Data records >>
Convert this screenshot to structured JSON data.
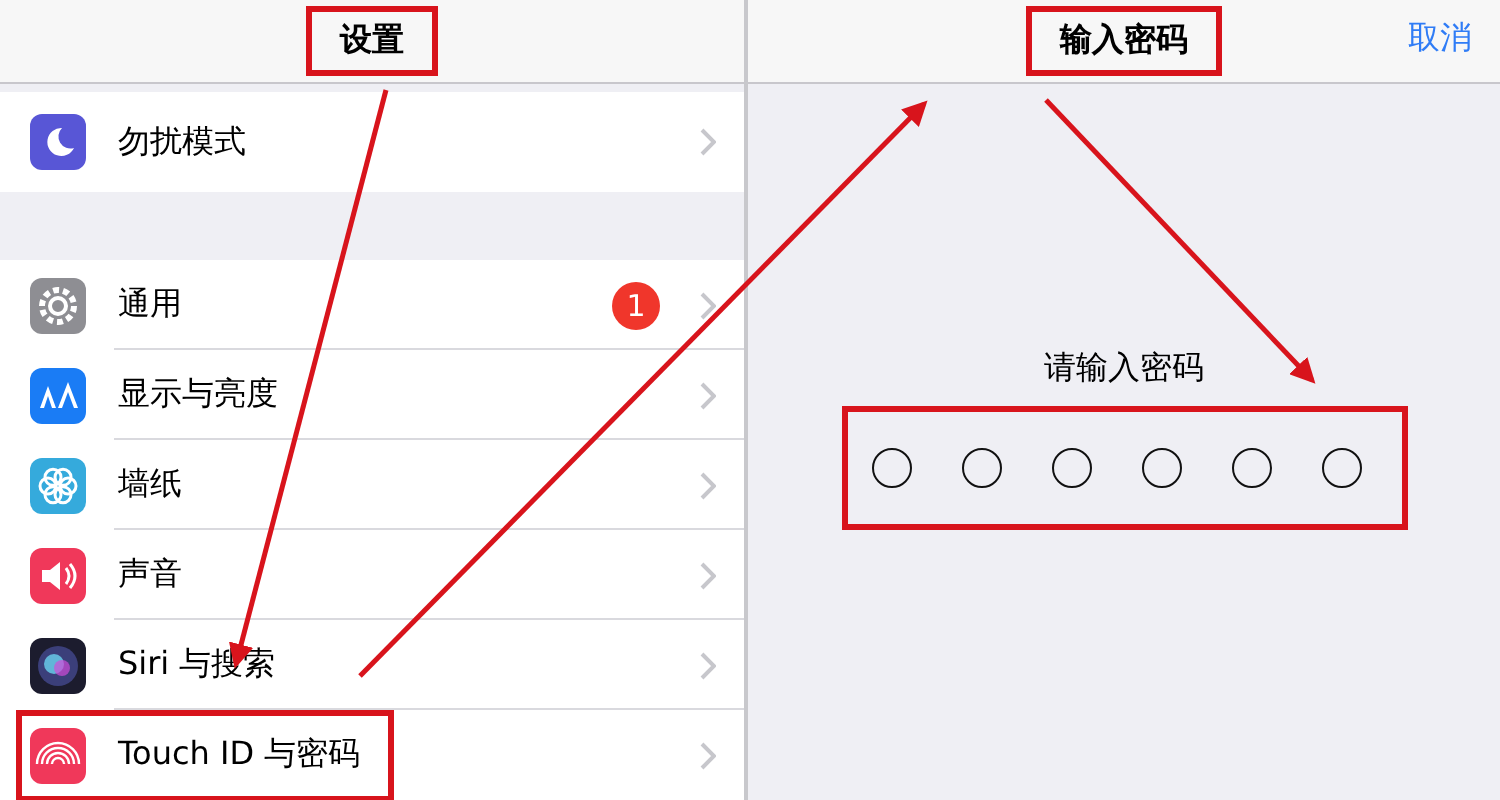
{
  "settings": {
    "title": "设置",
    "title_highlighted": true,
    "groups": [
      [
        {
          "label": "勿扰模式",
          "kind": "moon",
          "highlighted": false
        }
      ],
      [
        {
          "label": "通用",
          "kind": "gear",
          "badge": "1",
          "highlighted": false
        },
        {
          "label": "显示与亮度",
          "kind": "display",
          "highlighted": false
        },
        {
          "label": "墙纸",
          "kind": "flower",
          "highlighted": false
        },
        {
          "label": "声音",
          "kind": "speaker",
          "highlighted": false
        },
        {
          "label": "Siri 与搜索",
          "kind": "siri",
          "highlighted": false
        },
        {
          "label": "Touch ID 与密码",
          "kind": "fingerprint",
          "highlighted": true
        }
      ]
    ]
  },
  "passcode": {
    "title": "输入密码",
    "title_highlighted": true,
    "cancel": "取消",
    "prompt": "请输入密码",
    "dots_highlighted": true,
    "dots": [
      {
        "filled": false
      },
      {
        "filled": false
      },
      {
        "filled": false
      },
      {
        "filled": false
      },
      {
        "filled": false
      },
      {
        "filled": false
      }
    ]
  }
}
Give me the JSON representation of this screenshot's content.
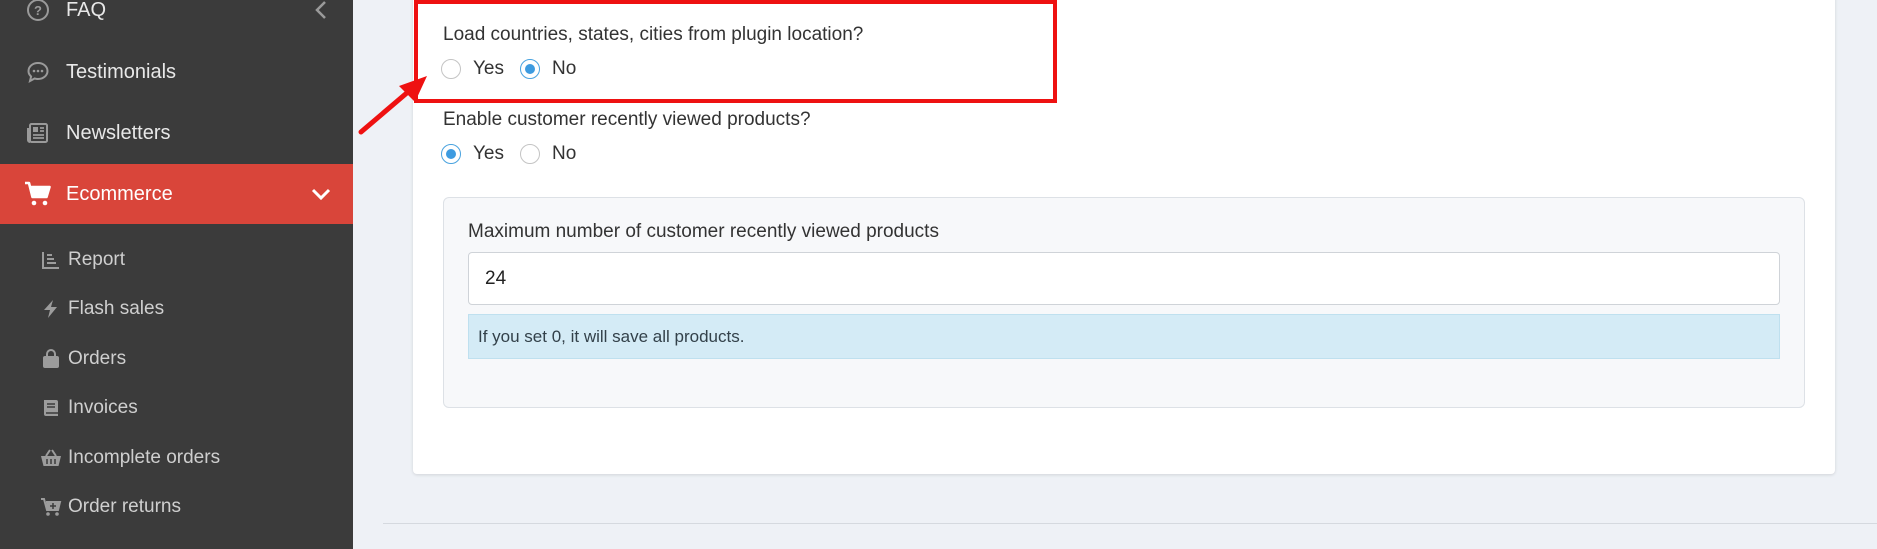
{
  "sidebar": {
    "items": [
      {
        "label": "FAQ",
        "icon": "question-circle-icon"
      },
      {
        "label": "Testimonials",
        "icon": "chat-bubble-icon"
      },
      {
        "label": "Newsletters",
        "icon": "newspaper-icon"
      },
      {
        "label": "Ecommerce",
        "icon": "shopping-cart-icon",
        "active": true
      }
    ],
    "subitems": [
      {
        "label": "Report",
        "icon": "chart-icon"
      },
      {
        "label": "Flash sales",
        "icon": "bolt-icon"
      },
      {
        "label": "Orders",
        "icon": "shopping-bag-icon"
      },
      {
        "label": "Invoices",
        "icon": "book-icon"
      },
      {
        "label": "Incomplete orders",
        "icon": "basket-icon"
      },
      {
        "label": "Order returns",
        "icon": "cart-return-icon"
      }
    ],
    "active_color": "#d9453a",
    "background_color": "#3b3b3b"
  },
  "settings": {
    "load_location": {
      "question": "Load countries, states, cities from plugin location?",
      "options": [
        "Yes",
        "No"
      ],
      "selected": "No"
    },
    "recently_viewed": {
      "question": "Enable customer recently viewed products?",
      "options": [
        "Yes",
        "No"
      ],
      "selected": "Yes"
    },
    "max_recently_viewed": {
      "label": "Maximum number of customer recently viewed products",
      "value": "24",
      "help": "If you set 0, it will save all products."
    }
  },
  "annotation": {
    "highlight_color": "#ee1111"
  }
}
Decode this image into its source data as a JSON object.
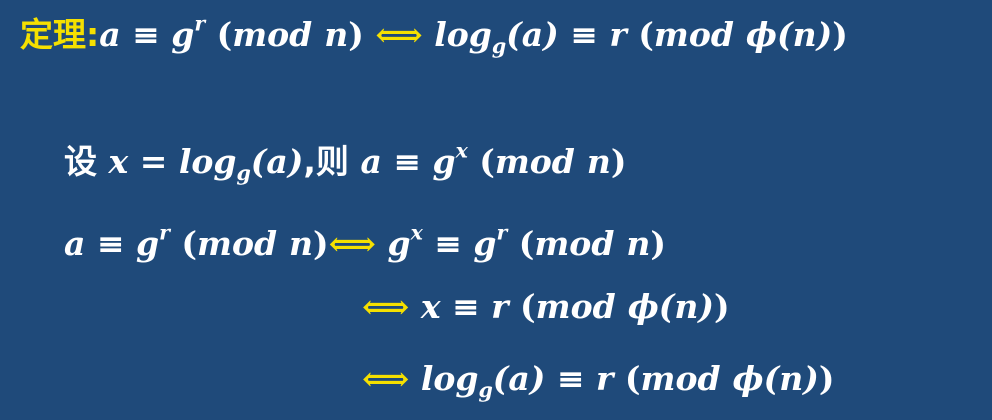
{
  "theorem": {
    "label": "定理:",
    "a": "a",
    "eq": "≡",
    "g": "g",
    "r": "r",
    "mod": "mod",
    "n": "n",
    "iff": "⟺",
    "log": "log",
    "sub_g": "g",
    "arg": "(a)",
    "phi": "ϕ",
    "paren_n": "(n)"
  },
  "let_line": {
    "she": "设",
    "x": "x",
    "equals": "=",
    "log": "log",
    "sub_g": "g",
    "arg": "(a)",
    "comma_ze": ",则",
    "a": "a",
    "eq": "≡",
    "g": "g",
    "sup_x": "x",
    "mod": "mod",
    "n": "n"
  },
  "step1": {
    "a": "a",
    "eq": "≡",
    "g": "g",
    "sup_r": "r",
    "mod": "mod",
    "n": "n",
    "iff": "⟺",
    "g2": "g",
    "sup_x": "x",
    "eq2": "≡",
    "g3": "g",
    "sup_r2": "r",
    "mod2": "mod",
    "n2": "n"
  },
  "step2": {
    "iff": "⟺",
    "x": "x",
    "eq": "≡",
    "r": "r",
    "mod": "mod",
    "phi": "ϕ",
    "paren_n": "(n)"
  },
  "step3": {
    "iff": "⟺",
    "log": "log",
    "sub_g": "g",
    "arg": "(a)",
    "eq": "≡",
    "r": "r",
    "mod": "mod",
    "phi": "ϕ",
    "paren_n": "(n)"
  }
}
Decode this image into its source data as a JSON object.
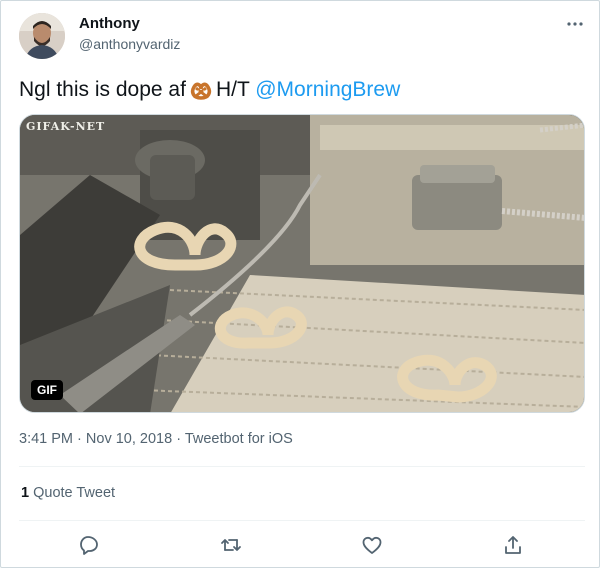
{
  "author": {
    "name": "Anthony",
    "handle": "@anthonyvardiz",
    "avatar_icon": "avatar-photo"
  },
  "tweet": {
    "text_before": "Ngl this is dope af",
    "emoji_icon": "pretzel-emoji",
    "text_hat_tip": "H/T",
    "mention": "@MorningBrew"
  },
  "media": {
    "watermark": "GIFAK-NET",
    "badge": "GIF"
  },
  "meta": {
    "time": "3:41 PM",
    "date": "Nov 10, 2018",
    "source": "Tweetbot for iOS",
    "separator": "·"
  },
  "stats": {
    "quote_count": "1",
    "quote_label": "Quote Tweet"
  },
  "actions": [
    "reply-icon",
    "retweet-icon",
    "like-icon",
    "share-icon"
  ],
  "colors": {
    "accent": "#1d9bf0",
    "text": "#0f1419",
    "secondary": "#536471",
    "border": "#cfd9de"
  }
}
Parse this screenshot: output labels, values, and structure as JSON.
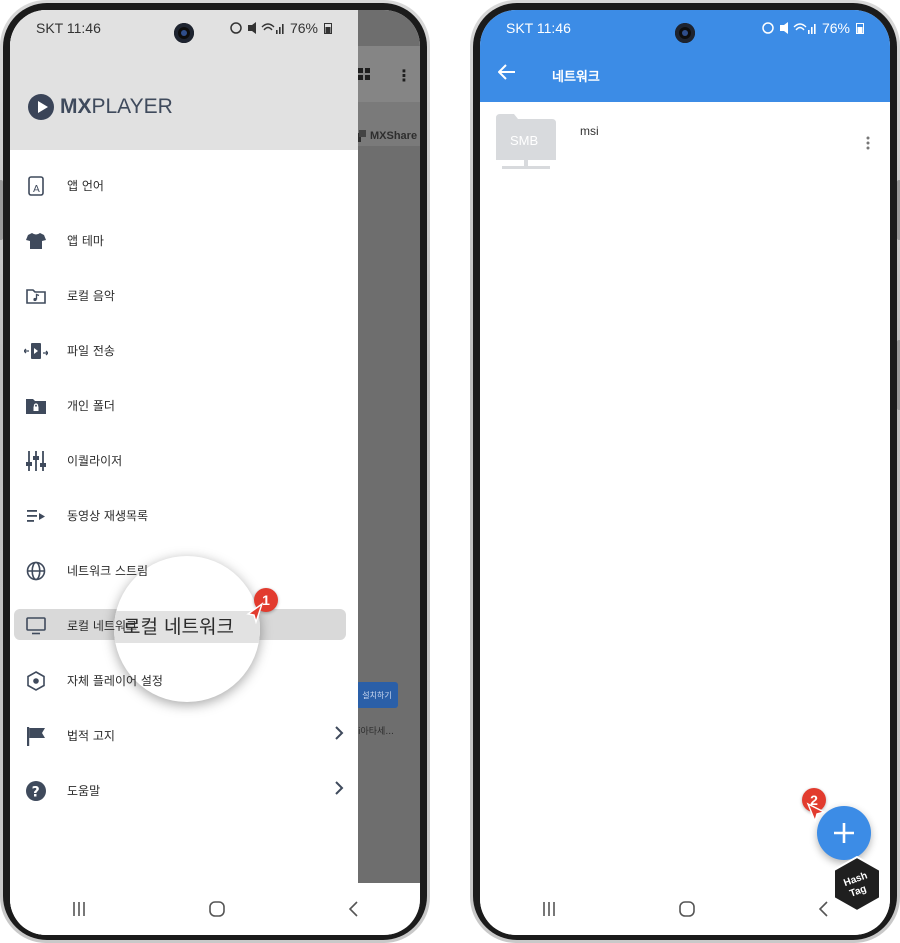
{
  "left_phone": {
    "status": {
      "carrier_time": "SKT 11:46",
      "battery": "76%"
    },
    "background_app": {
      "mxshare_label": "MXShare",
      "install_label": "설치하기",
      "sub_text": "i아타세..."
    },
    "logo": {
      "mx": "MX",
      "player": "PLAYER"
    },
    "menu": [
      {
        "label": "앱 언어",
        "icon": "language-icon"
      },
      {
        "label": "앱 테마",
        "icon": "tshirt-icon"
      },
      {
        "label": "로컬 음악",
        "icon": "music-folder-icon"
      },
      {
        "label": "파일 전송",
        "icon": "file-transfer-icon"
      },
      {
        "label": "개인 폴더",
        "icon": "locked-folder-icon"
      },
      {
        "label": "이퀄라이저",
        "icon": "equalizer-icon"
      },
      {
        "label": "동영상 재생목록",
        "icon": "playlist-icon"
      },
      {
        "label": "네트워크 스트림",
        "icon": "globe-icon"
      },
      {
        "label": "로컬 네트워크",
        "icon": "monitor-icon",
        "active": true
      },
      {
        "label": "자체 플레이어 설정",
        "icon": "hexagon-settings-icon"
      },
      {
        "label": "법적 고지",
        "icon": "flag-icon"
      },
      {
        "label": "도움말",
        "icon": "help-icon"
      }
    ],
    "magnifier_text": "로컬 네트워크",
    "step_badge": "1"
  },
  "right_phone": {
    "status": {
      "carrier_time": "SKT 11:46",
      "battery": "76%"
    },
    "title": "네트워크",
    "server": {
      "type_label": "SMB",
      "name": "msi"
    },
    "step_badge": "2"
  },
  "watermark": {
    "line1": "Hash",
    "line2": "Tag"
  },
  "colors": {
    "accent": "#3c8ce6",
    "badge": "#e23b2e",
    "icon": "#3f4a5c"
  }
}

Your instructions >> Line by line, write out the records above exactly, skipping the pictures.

Response >>
Convert this screenshot to structured JSON data.
{
  "settings": {
    "title": "设置",
    "title_highlighted": true,
    "groups": [
      [
        {
          "label": "勿扰模式",
          "kind": "moon",
          "highlighted": false
        }
      ],
      [
        {
          "label": "通用",
          "kind": "gear",
          "badge": "1",
          "highlighted": false
        },
        {
          "label": "显示与亮度",
          "kind": "display",
          "highlighted": false
        },
        {
          "label": "墙纸",
          "kind": "flower",
          "highlighted": false
        },
        {
          "label": "声音",
          "kind": "speaker",
          "highlighted": false
        },
        {
          "label": "Siri 与搜索",
          "kind": "siri",
          "highlighted": false
        },
        {
          "label": "Touch ID 与密码",
          "kind": "fingerprint",
          "highlighted": true
        }
      ]
    ]
  },
  "passcode": {
    "title": "输入密码",
    "title_highlighted": true,
    "cancel": "取消",
    "prompt": "请输入密码",
    "dots_highlighted": true,
    "dots": [
      {
        "filled": false
      },
      {
        "filled": false
      },
      {
        "filled": false
      },
      {
        "filled": false
      },
      {
        "filled": false
      },
      {
        "filled": false
      }
    ]
  }
}
Give me the JSON representation of this screenshot's content.
{
  "sidebar": {
    "items": [
      {
        "label": "FAQ",
        "icon": "question-circle-icon"
      },
      {
        "label": "Testimonials",
        "icon": "chat-bubble-icon"
      },
      {
        "label": "Newsletters",
        "icon": "newspaper-icon"
      },
      {
        "label": "Ecommerce",
        "icon": "shopping-cart-icon",
        "active": true
      }
    ],
    "subitems": [
      {
        "label": "Report",
        "icon": "chart-icon"
      },
      {
        "label": "Flash sales",
        "icon": "bolt-icon"
      },
      {
        "label": "Orders",
        "icon": "shopping-bag-icon"
      },
      {
        "label": "Invoices",
        "icon": "book-icon"
      },
      {
        "label": "Incomplete orders",
        "icon": "basket-icon"
      },
      {
        "label": "Order returns",
        "icon": "cart-return-icon"
      }
    ],
    "active_color": "#d9453a",
    "background_color": "#3b3b3b"
  },
  "settings": {
    "load_location": {
      "question": "Load countries, states, cities from plugin location?",
      "options": [
        "Yes",
        "No"
      ],
      "selected": "No"
    },
    "recently_viewed": {
      "question": "Enable customer recently viewed products?",
      "options": [
        "Yes",
        "No"
      ],
      "selected": "Yes"
    },
    "max_recently_viewed": {
      "label": "Maximum number of customer recently viewed products",
      "value": "24",
      "help": "If you set 0, it will save all products."
    }
  },
  "annotation": {
    "highlight_color": "#ee1111"
  }
}
Decode this image into its source data as a JSON object.
{
  "theorem": {
    "label": "定理:",
    "a": "a",
    "eq": "≡",
    "g": "g",
    "r": "r",
    "mod": "mod",
    "n": "n",
    "iff": "⟺",
    "log": "log",
    "sub_g": "g",
    "arg": "(a)",
    "phi": "ϕ",
    "paren_n": "(n)"
  },
  "let_line": {
    "she": "设",
    "x": "x",
    "equals": "=",
    "log": "log",
    "sub_g": "g",
    "arg": "(a)",
    "comma_ze": ",则",
    "a": "a",
    "eq": "≡",
    "g": "g",
    "sup_x": "x",
    "mod": "mod",
    "n": "n"
  },
  "step1": {
    "a": "a",
    "eq": "≡",
    "g": "g",
    "sup_r": "r",
    "mod": "mod",
    "n": "n",
    "iff": "⟺",
    "g2": "g",
    "sup_x": "x",
    "eq2": "≡",
    "g3": "g",
    "sup_r2": "r",
    "mod2": "mod",
    "n2": "n"
  },
  "step2": {
    "iff": "⟺",
    "x": "x",
    "eq": "≡",
    "r": "r",
    "mod": "mod",
    "phi": "ϕ",
    "paren_n": "(n)"
  },
  "step3": {
    "iff": "⟺",
    "log": "log",
    "sub_g": "g",
    "arg": "(a)",
    "eq": "≡",
    "r": "r",
    "mod": "mod",
    "phi": "ϕ",
    "paren_n": "(n)"
  }
}
Decode this image into its source data as a JSON object.
{
  "author": {
    "name": "Anthony",
    "handle": "@anthonyvardiz",
    "avatar_icon": "avatar-photo"
  },
  "tweet": {
    "text_before": "Ngl this is dope af",
    "emoji_icon": "pretzel-emoji",
    "text_hat_tip": "H/T",
    "mention": "@MorningBrew"
  },
  "media": {
    "watermark": "GIFAK-NET",
    "badge": "GIF"
  },
  "meta": {
    "time": "3:41 PM",
    "date": "Nov 10, 2018",
    "source": "Tweetbot for iOS",
    "separator": "·"
  },
  "stats": {
    "quote_count": "1",
    "quote_label": "Quote Tweet"
  },
  "actions": [
    "reply-icon",
    "retweet-icon",
    "like-icon",
    "share-icon"
  ],
  "colors": {
    "accent": "#1d9bf0",
    "text": "#0f1419",
    "secondary": "#536471",
    "border": "#cfd9de"
  }
}
Parse this screenshot: output labels, values, and structure as JSON.
{
  "left_phone": {
    "status": {
      "carrier_time": "SKT 11:46",
      "battery": "76%"
    },
    "background_app": {
      "mxshare_label": "MXShare",
      "install_label": "설치하기",
      "sub_text": "i아타세..."
    },
    "logo": {
      "mx": "MX",
      "player": "PLAYER"
    },
    "menu": [
      {
        "label": "앱 언어",
        "icon": "language-icon"
      },
      {
        "label": "앱 테마",
        "icon": "tshirt-icon"
      },
      {
        "label": "로컬 음악",
        "icon": "music-folder-icon"
      },
      {
        "label": "파일 전송",
        "icon": "file-transfer-icon"
      },
      {
        "label": "개인 폴더",
        "icon": "locked-folder-icon"
      },
      {
        "label": "이퀄라이저",
        "icon": "equalizer-icon"
      },
      {
        "label": "동영상 재생목록",
        "icon": "playlist-icon"
      },
      {
        "label": "네트워크 스트림",
        "icon": "globe-icon"
      },
      {
        "label": "로컬 네트워크",
        "icon": "monitor-icon",
        "active": true
      },
      {
        "label": "자체 플레이어 설정",
        "icon": "hexagon-settings-icon"
      },
      {
        "label": "법적 고지",
        "icon": "flag-icon"
      },
      {
        "label": "도움말",
        "icon": "help-icon"
      }
    ],
    "magnifier_text": "로컬 네트워크",
    "step_badge": "1"
  },
  "right_phone": {
    "status": {
      "carrier_time": "SKT 11:46",
      "battery": "76%"
    },
    "title": "네트워크",
    "server": {
      "type_label": "SMB",
      "name": "msi"
    },
    "step_badge": "2"
  },
  "watermark": {
    "line1": "Hash",
    "line2": "Tag"
  },
  "colors": {
    "accent": "#3c8ce6",
    "badge": "#e23b2e",
    "icon": "#3f4a5c"
  }
}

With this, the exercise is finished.